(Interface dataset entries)

>>>

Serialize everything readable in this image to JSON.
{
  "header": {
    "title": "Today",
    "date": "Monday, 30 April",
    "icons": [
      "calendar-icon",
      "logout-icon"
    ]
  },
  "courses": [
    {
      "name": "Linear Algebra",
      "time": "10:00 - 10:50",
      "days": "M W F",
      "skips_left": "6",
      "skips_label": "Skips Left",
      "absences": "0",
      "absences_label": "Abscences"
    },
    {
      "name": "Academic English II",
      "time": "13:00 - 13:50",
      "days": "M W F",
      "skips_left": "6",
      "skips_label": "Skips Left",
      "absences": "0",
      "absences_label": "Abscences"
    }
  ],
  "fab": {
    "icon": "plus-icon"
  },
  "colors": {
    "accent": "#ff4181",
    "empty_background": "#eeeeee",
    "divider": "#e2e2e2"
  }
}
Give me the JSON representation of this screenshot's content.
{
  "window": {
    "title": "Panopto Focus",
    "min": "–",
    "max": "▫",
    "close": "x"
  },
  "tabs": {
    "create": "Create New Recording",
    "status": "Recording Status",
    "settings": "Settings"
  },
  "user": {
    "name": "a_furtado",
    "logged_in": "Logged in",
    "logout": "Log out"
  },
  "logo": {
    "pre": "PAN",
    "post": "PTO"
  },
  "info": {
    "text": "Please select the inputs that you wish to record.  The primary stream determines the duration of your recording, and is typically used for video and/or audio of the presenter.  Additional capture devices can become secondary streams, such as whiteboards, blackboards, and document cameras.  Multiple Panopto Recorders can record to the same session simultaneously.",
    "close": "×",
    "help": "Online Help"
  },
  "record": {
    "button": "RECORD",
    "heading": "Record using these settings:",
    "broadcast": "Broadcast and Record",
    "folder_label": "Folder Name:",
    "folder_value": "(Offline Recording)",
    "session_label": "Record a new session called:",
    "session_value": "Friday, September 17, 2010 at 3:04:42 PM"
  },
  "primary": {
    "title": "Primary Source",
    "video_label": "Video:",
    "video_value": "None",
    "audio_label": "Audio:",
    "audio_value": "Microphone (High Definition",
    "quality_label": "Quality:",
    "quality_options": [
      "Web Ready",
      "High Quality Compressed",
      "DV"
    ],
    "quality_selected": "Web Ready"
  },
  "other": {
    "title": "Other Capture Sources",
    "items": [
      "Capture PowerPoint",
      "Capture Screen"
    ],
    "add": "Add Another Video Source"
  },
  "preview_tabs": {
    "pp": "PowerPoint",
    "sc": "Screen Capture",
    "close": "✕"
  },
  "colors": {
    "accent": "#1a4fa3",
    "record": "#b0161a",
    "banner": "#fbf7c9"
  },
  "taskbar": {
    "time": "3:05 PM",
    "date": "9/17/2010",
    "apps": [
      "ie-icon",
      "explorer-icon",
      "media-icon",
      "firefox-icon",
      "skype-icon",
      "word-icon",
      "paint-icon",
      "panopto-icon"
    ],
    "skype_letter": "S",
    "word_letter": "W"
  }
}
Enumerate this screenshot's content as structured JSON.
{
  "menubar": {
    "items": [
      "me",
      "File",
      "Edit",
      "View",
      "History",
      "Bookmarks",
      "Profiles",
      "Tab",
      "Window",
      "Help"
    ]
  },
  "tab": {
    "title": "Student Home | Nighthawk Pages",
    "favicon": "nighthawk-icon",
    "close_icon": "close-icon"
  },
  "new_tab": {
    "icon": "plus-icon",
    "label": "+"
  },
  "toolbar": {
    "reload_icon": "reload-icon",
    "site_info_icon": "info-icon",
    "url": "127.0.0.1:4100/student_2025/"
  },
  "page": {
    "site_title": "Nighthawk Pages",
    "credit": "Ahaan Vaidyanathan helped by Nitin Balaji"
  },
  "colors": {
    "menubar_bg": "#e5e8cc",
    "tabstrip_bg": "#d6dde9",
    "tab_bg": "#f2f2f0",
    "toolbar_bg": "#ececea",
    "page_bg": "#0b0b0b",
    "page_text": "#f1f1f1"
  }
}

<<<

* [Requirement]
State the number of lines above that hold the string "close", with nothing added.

* [Task result]
4